SCAN volunteer leader Jennifer Spires (left) and SCAN state manager Annalise Romoser (right) meet with Colorado Governor Jared Polis.
As many state legislative sessions wrap-up across the country, we’re taking a moment to recognize the many investments states have made in early childhood education (ECE).
We’ll begin with the 2018 election, where we saw ECE become an important issue among gubernatorial candidates. In fact, a recent analysis by the Center for American Progress showed that nationally governors proposed $2.9 billion in new state funding for child care, preschool and home visiting programs!
Here are some big victories for kids in states this year:
As a part of the Kindergarten NOW Coalition, Save the Children Action Network (SCAN) activated its robust grassroots presence in the state to successfully advocate for bipartisan bill HB 1262, legislation that allocates $184 million for full-day kindergarten for all 178 school districts. Championed by Governor Polis, this bill creates opportunities for districts to offer programs to 13,000 kids who currently do not have access to full-day kindergarten. It also frees up funding for over 5,000 preschool slots in the Colorado Preschool Program.
State lawmakers overwhelmingly approved SB 274, legislation that makes home visiting programs for children and families available to all Medicaid eligible children and expecting mothers. This expands access to hundreds of children and families across the state.
Working with Governor Lujan-Grisham, key partners and lawmakers, we successfully helped achieve a close to 50% increase in state ECE funding at a total of $42.5 million. An additional $5 million was also allocated for the planning renovation and construction of preschool classrooms. Additionally, we mobilized in support of approving SB 22, creating the Early Childhood Education and Care Department. This legislation establishes a cabinet-level department to consolidate and oversee the state’s early childhood programs.
After supporting her re-election and early education campaign platform in 2018, we backed Governor Raimondo’s proposal to expand pre-K in Rhode Island. Thanks to her efforts, along with state lawmakers, the governor signed a state budget that increases preschool funding by $8 million and provides 280 new high-quality seats.
In Tennessee, this year’s state budget approved by lawmakers includes an additional $1 million for voluntary home visiting programs that will expand programs to hundreds of families. This builds upon last year’s $1.4 million in state funding that was restored after nearly a decade of cuts. Our advocates also mobilized to successfully defeat legislation that would have diverted funding from the state’s Voluntary Pre-K program
Working closely with our partner, Let’s Grow Kids, and Governor Phil Scott, we successfully advocated for a state budget that includes a $7.4 million increase for the child care subsidy program.

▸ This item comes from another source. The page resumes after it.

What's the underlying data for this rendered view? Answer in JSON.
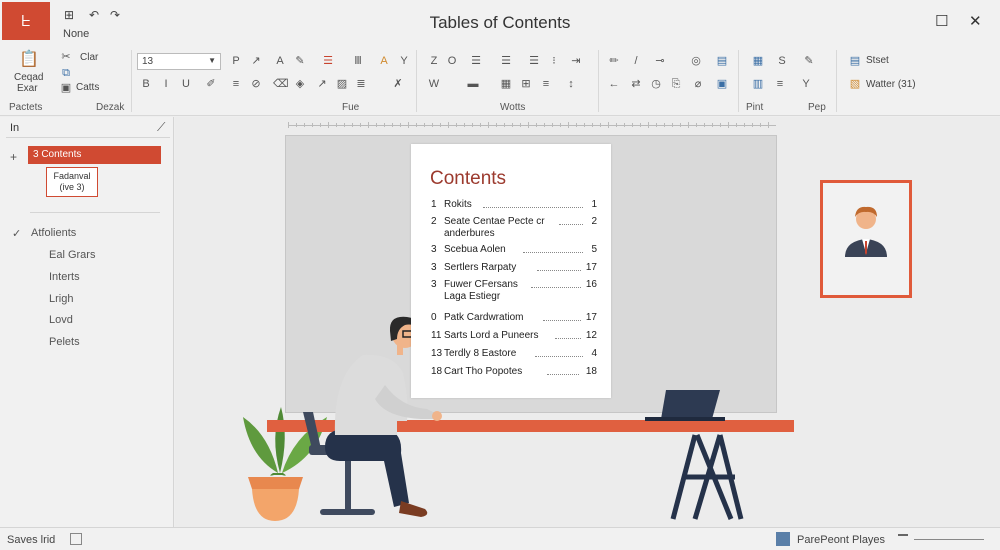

This means nearly 3,000 Vermont families will be able to better afford high-quality child care that provides kids with a foundation for success.
Following last year’s unprecedented increases in state support for home visiting programs, lawmakers approved an increase of $3.8 million in home visiting funding, which will be supplemented by $3.8 million in federal matching funds. This means 420 additional families will be served in FY2020 and 840 families in FY2021. We also partnered with the Washington State Association of Head Start and ECEAP to successfully advocate for SB 5437, which creates an Early ECEAP pilot program that will expand services for babies and toddlers to underprivileged families (similar to Early Head Start).
These are tremendous victories for kids! Lawmakers took action after hearing from advocates like you. SCAN advocates sent thousands of emails, wrote letters and made phone calls in support of these policies. Every coloring sheet delivered to a lawmaker or letter to the editor signed by a passionate advocate added up to build a powerful movement for kids.
Additionally, many of these victories were supported by strong bipartisan majorities, which proves that investing in early learning is a winning issue among voters and we should keep pushing until all children and families have access to high-quality early care and education.